Orange Hawkweed

Also yellow, these invasive plants replace native vegetation along roadsides, and threaten areas not yet reforested learn more »

Japanese Knotweed

Grows aggressively through concrete, impacting roads and house foundations learn more »

Spotted Knapweed

A single plant spreads rapidly with up to 140,000 seeds per square metre learn more »

Scotch Broom

An evergreen shrub that invades rangelands, replaces forage plants, causes allergies in people, and is a serious competitor to conifer seedlings learn more »

2 Gwaii Haanas national park islands declared rat free

CBC News, May 19, 2016 by Maryse Zeidler: Parks Canada says it has wiped out invasive rats on two islands in Haida Gwaii, B.C., helping important seabirds species recover by doing so.

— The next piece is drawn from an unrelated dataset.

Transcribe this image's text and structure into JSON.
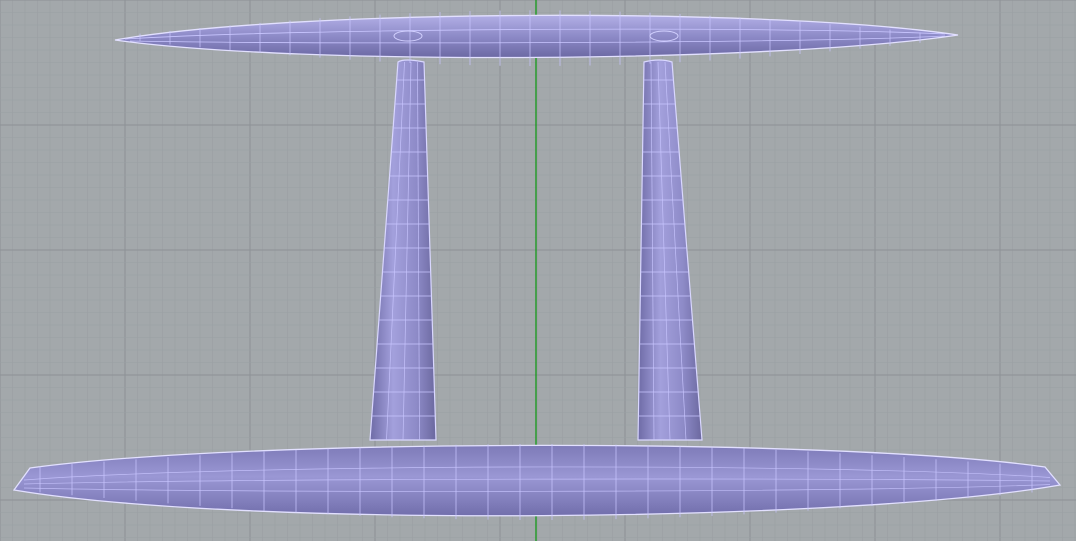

"It's fair to say that I am over the moon about it," said conservation manager Tyler Peet. "It was a lot of work and we had a lot of extremely valuable help from international partners."

The news comes on the heels of the first State of North America's Birds report, that found one third of birds in North America are threatened with extinction, especially ocean birds.

The rats threaten seabirds like ancient murrelets — a species at risk that is culturally significant to the Haida Nation — by eating their eggs and chicks. 

"For me that is the single most important piece of this success story," Peet said. "We've been able to rid some pretty key habitat of an invasive species."

He said the ecological systems on the islands are slowly recovering, including seabirds, crabs and some vegetation.

Efforts to eradicate the rats began in 2009, targeting four islands in Gwaii Haanas National Park Reserve selected for their small size and distance from other islands in the archipelago — rats are prodigious swimmers, which is part of what has eased their spread in the sensitive ecological area.

Peet said the islands were so infested, Parks Canada officers would warn campers against staying there because they had heard so many reports of people woken up in the night by rats scurrying about their tent.

Death from above

The rats were killed by air-dropping poison pellets across three of the four targeted islands. The one island where the poison was spread by hand was reinfested. 

"That was an unfortunate outcome that we've been monitoring since," Peet said.

One of the concerns for those involved with the project was if the poison would kill other species — either by directly eating it, or by eating rats that had. 

Peet says only 120 other animals were killed by the poison, most of them crows and ravens, but there were some sparrows and species of thrush as well. 

"One of the major concerns was that eagles would be impacted," Peet said. "Absolutely no bald eagles were recovered during the eradication operation."

Now that the project has been deemed successful, it's possible it could be extended to other islands in Haida Gwaii, but Peet says there's still a lot of work to do. 

For now, Parks Canada and its partners will continue to monitor the ecological recovery of the rat-free islands. It also plans to develop a biosecurity program to promote awareness and prevention.